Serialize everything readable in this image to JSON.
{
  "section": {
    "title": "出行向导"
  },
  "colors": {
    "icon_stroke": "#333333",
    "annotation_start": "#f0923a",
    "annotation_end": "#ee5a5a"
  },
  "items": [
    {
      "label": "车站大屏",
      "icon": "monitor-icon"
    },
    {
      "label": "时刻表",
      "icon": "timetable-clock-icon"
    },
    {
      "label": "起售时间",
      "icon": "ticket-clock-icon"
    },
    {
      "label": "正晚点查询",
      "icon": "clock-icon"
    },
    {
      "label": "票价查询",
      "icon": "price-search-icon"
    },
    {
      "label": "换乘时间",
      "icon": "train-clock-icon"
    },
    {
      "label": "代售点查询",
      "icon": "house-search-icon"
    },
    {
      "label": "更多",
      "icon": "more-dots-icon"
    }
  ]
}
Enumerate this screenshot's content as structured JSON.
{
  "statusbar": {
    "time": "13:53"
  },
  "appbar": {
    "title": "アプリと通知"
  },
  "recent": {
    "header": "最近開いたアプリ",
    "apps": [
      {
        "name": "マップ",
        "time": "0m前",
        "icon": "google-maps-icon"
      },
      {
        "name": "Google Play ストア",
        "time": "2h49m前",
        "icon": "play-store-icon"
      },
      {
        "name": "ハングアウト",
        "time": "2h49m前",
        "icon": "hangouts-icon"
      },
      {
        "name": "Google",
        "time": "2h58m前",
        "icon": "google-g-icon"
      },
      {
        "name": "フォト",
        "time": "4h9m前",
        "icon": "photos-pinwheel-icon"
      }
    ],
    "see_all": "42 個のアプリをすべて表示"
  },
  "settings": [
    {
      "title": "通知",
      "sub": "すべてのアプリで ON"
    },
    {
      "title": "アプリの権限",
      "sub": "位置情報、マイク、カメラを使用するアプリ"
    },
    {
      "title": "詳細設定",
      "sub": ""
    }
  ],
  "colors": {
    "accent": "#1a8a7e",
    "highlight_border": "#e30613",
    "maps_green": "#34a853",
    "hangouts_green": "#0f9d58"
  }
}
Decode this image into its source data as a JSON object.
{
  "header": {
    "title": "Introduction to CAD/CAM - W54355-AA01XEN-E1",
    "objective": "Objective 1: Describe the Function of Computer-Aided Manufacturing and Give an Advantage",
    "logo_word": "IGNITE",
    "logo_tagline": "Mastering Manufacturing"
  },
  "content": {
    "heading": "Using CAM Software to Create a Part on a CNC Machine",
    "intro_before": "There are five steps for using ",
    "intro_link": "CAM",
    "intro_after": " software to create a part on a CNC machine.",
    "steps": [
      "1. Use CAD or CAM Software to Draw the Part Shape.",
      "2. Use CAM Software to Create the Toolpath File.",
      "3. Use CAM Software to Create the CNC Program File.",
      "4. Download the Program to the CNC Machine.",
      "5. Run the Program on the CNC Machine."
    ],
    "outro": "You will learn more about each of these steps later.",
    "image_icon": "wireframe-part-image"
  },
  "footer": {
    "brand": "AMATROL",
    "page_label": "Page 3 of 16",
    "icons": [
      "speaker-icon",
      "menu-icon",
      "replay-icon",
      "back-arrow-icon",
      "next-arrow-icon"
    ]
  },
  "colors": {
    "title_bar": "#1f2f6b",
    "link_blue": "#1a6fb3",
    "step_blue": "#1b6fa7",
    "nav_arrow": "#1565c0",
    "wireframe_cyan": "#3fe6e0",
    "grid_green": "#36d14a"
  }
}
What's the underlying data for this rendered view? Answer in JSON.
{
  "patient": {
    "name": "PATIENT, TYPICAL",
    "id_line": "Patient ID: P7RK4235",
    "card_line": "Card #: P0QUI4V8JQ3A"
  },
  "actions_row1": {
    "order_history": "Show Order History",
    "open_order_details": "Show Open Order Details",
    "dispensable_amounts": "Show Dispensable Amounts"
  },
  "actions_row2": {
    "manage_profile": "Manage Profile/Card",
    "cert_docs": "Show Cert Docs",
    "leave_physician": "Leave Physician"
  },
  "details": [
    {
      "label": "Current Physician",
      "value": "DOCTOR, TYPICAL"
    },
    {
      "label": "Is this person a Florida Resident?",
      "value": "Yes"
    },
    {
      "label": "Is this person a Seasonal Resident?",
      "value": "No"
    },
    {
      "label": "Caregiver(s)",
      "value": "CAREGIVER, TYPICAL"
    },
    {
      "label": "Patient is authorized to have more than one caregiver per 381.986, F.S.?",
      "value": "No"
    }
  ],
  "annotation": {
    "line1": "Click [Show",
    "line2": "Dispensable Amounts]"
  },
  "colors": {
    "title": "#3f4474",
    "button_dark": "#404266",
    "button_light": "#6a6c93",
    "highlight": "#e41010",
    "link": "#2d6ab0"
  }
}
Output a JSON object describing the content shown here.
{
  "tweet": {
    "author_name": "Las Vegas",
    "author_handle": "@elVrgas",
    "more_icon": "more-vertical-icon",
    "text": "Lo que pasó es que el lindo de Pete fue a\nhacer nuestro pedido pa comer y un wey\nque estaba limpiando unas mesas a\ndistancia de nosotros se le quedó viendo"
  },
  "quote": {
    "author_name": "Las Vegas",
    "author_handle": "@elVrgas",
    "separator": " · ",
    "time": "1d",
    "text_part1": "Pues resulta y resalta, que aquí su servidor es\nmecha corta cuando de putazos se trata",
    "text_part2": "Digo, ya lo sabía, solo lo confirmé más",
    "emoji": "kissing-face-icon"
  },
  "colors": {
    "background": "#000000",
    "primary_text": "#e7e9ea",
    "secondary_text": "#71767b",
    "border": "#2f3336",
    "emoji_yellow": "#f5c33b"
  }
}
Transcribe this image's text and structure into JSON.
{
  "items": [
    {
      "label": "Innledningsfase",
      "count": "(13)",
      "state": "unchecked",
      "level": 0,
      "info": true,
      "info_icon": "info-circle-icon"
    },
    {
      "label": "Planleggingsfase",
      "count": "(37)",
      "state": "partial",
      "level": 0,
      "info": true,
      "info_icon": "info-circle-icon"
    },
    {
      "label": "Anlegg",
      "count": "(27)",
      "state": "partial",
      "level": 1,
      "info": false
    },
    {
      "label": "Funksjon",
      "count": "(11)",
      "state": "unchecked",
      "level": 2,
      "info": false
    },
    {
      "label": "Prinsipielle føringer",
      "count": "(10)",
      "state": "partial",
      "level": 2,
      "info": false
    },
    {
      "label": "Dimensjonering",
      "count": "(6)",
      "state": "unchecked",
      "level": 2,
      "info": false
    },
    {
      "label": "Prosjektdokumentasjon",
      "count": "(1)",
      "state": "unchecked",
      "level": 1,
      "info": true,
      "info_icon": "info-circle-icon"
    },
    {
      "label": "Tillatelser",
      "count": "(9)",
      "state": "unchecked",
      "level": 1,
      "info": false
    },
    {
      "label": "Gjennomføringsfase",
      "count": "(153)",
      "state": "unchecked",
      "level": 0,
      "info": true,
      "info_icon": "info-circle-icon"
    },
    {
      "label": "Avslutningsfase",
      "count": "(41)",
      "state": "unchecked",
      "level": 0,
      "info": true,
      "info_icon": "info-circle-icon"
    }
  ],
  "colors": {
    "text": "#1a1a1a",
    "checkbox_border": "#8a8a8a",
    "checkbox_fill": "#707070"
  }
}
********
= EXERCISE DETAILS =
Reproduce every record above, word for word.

= WRITTEN SOLUTION =
Serialize everything readable in this image to JSON.
{
  "section": {
    "title": "出行向导"
  },
  "colors": {
    "icon_stroke": "#333333",
    "annotation_start": "#f0923a",
    "annotation_end": "#ee5a5a"
  },
  "items": [
    {
      "label": "车站大屏",
      "icon": "monitor-icon"
    },
    {
      "label": "时刻表",
      "icon": "timetable-clock-icon"
    },
    {
      "label": "起售时间",
      "icon": "ticket-clock-icon"
    },
    {
      "label": "正晚点查询",
      "icon": "clock-icon"
    },
    {
      "label": "票价查询",
      "icon": "price-search-icon"
    },
    {
      "label": "换乘时间",
      "icon": "train-clock-icon"
    },
    {
      "label": "代售点查询",
      "icon": "house-search-icon"
    },
    {
      "label": "更多",
      "icon": "more-dots-icon"
    }
  ]
}
Enumerate this screenshot's content as structured JSON.
{
  "statusbar": {
    "time": "13:53"
  },
  "appbar": {
    "title": "アプリと通知"
  },
  "recent": {
    "header": "最近開いたアプリ",
    "apps": [
      {
        "name": "マップ",
        "time": "0m前",
        "icon": "google-maps-icon"
      },
      {
        "name": "Google Play ストア",
        "time": "2h49m前",
        "icon": "play-store-icon"
      },
      {
        "name": "ハングアウト",
        "time": "2h49m前",
        "icon": "hangouts-icon"
      },
      {
        "name": "Google",
        "time": "2h58m前",
        "icon": "google-g-icon"
      },
      {
        "name": "フォト",
        "time": "4h9m前",
        "icon": "photos-pinwheel-icon"
      }
    ],
    "see_all": "42 個のアプリをすべて表示"
  },
  "settings": [
    {
      "title": "通知",
      "sub": "すべてのアプリで ON"
    },
    {
      "title": "アプリの権限",
      "sub": "位置情報、マイク、カメラを使用するアプリ"
    },
    {
      "title": "詳細設定",
      "sub": ""
    }
  ],
  "colors": {
    "accent": "#1a8a7e",
    "highlight_border": "#e30613",
    "maps_green": "#34a853",
    "hangouts_green": "#0f9d58"
  }
}
Decode this image into its source data as a JSON object.
{
  "header": {
    "title": "Introduction to CAD/CAM - W54355-AA01XEN-E1",
    "objective": "Objective 1: Describe the Function of Computer-Aided Manufacturing and Give an Advantage",
    "logo_word": "IGNITE",
    "logo_tagline": "Mastering Manufacturing"
  },
  "content": {
    "heading": "Using CAM Software to Create a Part on a CNC Machine",
    "intro_before": "There are five steps for using ",
    "intro_link": "CAM",
    "intro_after": " software to create a part on a CNC machine.",
    "steps": [
      "1. Use CAD or CAM Software to Draw the Part Shape.",
      "2. Use CAM Software to Create the Toolpath File.",
      "3. Use CAM Software to Create the CNC Program File.",
      "4. Download the Program to the CNC Machine.",
      "5. Run the Program on the CNC Machine."
    ],
    "outro": "You will learn more about each of these steps later.",
    "image_icon": "wireframe-part-image"
  },
  "footer": {
    "brand": "AMATROL",
    "page_label": "Page 3 of 16",
    "icons": [
      "speaker-icon",
      "menu-icon",
      "replay-icon",
      "back-arrow-icon",
      "next-arrow-icon"
    ]
  },
  "colors": {
    "title_bar": "#1f2f6b",
    "link_blue": "#1a6fb3",
    "step_blue": "#1b6fa7",
    "nav_arrow": "#1565c0",
    "wireframe_cyan": "#3fe6e0",
    "grid_green": "#36d14a"
  }
}
What's the underlying data for this rendered view? Answer in JSON.
{
  "patient": {
    "name": "PATIENT, TYPICAL",
    "id_line": "Patient ID: P7RK4235",
    "card_line": "Card #: P0QUI4V8JQ3A"
  },
  "actions_row1": {
    "order_history": "Show Order History",
    "open_order_details": "Show Open Order Details",
    "dispensable_amounts": "Show Dispensable Amounts"
  },
  "actions_row2": {
    "manage_profile": "Manage Profile/Card",
    "cert_docs": "Show Cert Docs",
    "leave_physician": "Leave Physician"
  },
  "details": [
    {
      "label": "Current Physician",
      "value": "DOCTOR, TYPICAL"
    },
    {
      "label": "Is this person a Florida Resident?",
      "value": "Yes"
    },
    {
      "label": "Is this person a Seasonal Resident?",
      "value": "No"
    },
    {
      "label": "Caregiver(s)",
      "value": "CAREGIVER, TYPICAL"
    },
    {
      "label": "Patient is authorized to have more than one caregiver per 381.986, F.S.?",
      "value": "No"
    }
  ],
  "annotation": {
    "line1": "Click [Show",
    "line2": "Dispensable Amounts]"
  },
  "colors": {
    "title": "#3f4474",
    "button_dark": "#404266",
    "button_light": "#6a6c93",
    "highlight": "#e41010",
    "link": "#2d6ab0"
  }
}
Output a JSON object describing the content shown here.
{
  "tweet": {
    "author_name": "Las Vegas",
    "author_handle": "@elVrgas",
    "more_icon": "more-vertical-icon",
    "text": "Lo que pasó es que el lindo de Pete fue a\nhacer nuestro pedido pa comer y un wey\nque estaba limpiando unas mesas a\ndistancia de nosotros se le quedó viendo"
  },
  "quote": {
    "author_name": "Las Vegas",
    "author_handle": "@elVrgas",
    "separator": " · ",
    "time": "1d",
    "text_part1": "Pues resulta y resalta, que aquí su servidor es\nmecha corta cuando de putazos se trata",
    "text_part2": "Digo, ya lo sabía, solo lo confirmé más",
    "emoji": "kissing-face-icon"
  },
  "colors": {
    "background": "#000000",
    "primary_text": "#e7e9ea",
    "secondary_text": "#71767b",
    "border": "#2f3336",
    "emoji_yellow": "#f5c33b"
  }
}
Transcribe this image's text and structure into JSON.
{
  "items": [
    {
      "label": "Innledningsfase",
      "count": "(13)",
      "state": "unchecked",
      "level": 0,
      "info": true,
      "info_icon": "info-circle-icon"
    },
    {
      "label": "Planleggingsfase",
      "count": "(37)",
      "state": "partial",
      "level": 0,
      "info": true,
      "info_icon": "info-circle-icon"
    },
    {
      "label": "Anlegg",
      "count": "(27)",
      "state": "partial",
      "level": 1,
      "info": false
    },
    {
      "label": "Funksjon",
      "count": "(11)",
      "state": "unchecked",
      "level": 2,
      "info": false
    },
    {
      "label": "Prinsipielle føringer",
      "count": "(10)",
      "state": "partial",
      "level": 2,
      "info": false
    },
    {
      "label": "Dimensjonering",
      "count": "(6)",
      "state": "unchecked",
      "level": 2,
      "info": false
    },
    {
      "label": "Prosjektdokumentasjon",
      "count": "(1)",
      "state": "unchecked",
      "level": 1,
      "info": true,
      "info_icon": "info-circle-icon"
    },
    {
      "label": "Tillatelser",
      "count": "(9)",
      "state": "unchecked",
      "level": 1,
      "info": false
    },
    {
      "label": "Gjennomføringsfase",
      "count": "(153)",
      "state": "unchecked",
      "level": 0,
      "info": true,
      "info_icon": "info-circle-icon"
    },
    {
      "label": "Avslutningsfase",
      "count": "(41)",
      "state": "unchecked",
      "level": 0,
      "info": true,
      "info_icon": "info-circle-icon"
    }
  ],
  "colors": {
    "text": "#1a1a1a",
    "checkbox_border": "#8a8a8a",
    "checkbox_fill": "#707070"
  }
}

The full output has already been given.